(Element data from apps and pages)
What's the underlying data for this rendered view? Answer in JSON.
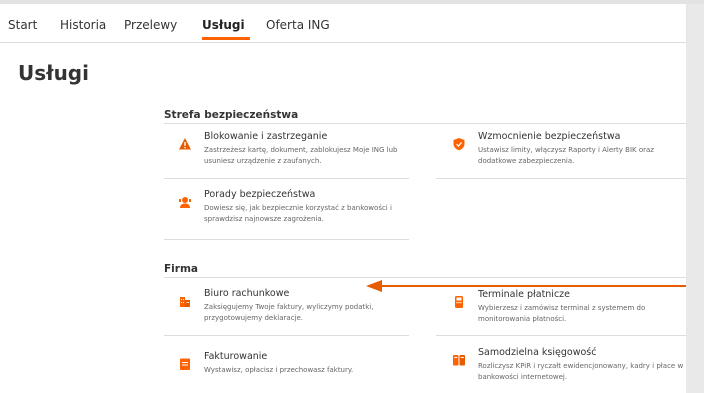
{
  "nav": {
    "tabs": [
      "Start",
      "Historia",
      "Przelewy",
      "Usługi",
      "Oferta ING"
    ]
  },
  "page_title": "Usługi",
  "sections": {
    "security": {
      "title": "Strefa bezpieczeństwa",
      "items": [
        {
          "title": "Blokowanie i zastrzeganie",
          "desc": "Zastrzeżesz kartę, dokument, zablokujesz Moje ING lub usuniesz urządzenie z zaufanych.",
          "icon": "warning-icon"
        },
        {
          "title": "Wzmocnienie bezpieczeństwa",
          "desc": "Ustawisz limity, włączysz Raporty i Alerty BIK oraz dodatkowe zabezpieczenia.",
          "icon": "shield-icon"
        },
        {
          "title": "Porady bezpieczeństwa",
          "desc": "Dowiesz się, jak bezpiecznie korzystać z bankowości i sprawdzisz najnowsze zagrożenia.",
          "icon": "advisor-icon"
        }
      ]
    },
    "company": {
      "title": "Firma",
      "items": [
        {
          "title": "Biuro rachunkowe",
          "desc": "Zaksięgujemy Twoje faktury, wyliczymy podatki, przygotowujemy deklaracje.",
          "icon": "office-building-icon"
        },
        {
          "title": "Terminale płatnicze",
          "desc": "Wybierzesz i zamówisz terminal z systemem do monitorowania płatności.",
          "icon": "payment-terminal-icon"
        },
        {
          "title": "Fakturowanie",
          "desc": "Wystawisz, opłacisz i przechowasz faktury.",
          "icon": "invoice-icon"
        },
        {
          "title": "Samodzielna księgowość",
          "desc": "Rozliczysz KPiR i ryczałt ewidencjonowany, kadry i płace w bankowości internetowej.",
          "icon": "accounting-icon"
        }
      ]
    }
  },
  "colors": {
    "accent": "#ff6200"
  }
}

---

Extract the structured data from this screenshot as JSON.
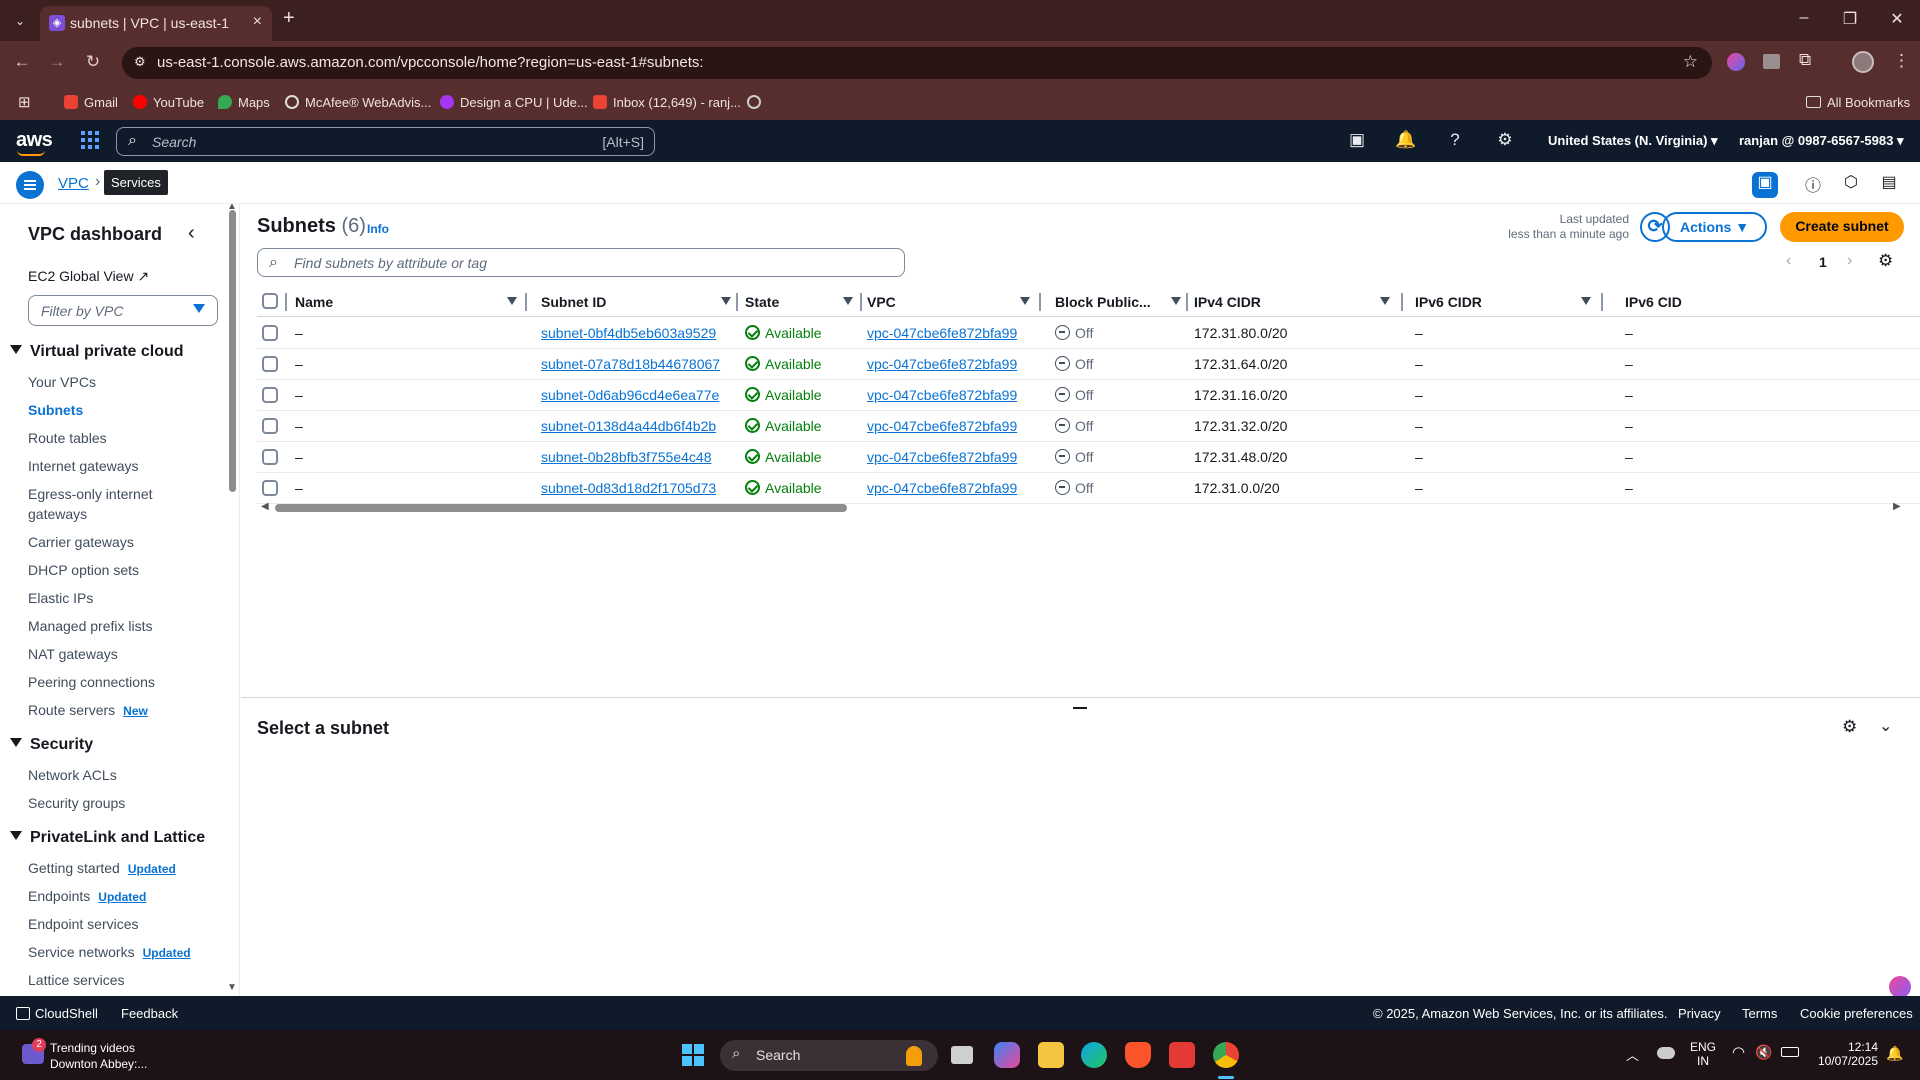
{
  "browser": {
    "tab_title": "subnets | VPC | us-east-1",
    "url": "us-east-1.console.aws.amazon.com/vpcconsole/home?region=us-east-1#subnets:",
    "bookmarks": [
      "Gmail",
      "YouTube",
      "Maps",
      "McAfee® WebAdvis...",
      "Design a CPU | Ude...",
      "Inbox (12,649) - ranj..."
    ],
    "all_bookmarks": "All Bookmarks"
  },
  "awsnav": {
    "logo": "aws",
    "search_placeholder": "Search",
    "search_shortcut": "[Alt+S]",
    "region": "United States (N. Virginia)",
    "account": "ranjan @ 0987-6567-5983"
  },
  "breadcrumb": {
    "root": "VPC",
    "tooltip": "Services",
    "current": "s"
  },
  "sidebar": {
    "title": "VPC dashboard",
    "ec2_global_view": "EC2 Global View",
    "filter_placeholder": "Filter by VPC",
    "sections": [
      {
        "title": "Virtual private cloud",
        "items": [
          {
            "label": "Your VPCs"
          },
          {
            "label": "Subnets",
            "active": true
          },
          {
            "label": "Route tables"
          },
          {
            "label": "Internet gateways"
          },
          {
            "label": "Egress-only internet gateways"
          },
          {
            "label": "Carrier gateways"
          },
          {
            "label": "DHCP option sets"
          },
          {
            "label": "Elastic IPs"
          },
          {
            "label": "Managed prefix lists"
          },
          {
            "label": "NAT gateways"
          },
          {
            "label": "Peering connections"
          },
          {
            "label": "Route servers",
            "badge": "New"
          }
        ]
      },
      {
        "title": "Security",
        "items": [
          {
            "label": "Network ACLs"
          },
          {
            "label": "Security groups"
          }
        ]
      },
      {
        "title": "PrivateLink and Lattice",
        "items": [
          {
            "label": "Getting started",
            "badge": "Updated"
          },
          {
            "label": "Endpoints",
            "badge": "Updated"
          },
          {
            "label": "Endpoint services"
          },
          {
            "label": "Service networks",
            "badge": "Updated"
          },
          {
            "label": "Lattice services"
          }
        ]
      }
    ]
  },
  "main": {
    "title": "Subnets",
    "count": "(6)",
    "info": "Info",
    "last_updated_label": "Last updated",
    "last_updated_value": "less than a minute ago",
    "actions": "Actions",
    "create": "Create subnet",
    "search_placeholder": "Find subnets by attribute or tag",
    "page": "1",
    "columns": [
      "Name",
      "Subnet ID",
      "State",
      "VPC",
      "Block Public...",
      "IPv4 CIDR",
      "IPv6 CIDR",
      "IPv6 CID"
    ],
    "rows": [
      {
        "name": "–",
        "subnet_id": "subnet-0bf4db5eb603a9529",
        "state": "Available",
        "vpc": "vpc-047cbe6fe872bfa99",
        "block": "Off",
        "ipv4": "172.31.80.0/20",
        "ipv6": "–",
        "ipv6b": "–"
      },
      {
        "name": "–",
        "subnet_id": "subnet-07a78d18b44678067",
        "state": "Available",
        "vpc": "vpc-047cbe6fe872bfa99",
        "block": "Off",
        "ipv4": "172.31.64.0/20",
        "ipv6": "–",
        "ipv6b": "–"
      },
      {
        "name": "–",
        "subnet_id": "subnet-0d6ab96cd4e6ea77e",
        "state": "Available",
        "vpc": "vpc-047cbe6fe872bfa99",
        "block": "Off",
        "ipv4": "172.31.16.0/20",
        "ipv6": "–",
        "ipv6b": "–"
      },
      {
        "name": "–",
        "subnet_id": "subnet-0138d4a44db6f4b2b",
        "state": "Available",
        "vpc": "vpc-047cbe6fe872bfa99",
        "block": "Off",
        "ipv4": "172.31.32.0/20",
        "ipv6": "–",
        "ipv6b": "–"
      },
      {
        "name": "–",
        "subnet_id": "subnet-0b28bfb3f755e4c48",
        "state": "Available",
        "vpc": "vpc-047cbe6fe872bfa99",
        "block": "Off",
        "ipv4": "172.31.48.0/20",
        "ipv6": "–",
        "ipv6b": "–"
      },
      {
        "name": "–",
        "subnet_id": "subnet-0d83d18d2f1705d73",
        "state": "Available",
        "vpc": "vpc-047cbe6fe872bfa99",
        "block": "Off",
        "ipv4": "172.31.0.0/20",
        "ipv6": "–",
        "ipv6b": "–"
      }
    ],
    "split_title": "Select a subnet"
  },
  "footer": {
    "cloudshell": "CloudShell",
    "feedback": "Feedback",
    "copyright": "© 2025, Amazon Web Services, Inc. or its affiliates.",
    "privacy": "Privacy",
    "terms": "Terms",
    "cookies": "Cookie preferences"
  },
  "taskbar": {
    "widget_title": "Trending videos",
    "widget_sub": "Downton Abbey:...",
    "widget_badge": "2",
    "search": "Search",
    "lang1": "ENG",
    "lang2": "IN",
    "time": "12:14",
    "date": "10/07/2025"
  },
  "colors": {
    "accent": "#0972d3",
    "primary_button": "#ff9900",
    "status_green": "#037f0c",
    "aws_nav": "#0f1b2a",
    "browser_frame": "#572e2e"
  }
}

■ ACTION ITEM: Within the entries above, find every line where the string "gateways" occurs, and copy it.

■ ANSWER SECTION:
            "label": "Internet gateways"
            "label": "Egress-only internet gateways"
            "label": "Carrier gateways"
            "label": "NAT gateways"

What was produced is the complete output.